◆ **Goal of the exercise**:
Give only the number of lines in the records below that contain the word "structured".

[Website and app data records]
• • •
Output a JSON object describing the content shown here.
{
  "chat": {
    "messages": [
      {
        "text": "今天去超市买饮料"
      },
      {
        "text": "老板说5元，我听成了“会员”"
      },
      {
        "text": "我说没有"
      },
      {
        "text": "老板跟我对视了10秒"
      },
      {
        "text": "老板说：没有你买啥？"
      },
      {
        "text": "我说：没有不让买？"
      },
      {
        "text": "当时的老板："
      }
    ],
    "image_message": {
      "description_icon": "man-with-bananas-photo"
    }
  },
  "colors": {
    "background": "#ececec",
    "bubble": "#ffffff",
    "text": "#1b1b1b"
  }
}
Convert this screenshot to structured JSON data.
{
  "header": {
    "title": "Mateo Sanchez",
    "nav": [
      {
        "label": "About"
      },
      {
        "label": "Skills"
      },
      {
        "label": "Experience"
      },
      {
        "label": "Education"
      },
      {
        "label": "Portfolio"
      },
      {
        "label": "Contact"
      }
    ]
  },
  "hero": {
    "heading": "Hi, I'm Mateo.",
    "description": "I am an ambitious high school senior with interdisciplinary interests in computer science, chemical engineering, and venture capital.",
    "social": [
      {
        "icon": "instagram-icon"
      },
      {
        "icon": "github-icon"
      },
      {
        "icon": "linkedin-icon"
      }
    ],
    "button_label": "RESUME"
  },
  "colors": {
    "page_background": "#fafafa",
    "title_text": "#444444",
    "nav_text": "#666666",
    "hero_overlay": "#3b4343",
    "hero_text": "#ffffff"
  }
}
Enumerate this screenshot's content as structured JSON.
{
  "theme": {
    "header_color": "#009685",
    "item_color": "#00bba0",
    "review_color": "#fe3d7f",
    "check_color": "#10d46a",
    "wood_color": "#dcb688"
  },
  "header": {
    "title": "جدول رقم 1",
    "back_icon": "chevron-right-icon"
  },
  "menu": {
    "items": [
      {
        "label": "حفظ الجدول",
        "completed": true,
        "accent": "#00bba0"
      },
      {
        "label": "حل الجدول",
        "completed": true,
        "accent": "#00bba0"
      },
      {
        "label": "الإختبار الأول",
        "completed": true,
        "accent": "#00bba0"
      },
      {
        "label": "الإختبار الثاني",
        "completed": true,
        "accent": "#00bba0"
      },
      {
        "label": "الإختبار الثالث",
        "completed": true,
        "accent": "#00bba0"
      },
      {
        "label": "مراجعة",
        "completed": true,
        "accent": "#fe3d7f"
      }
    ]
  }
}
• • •
◆ **Result of this task**:
2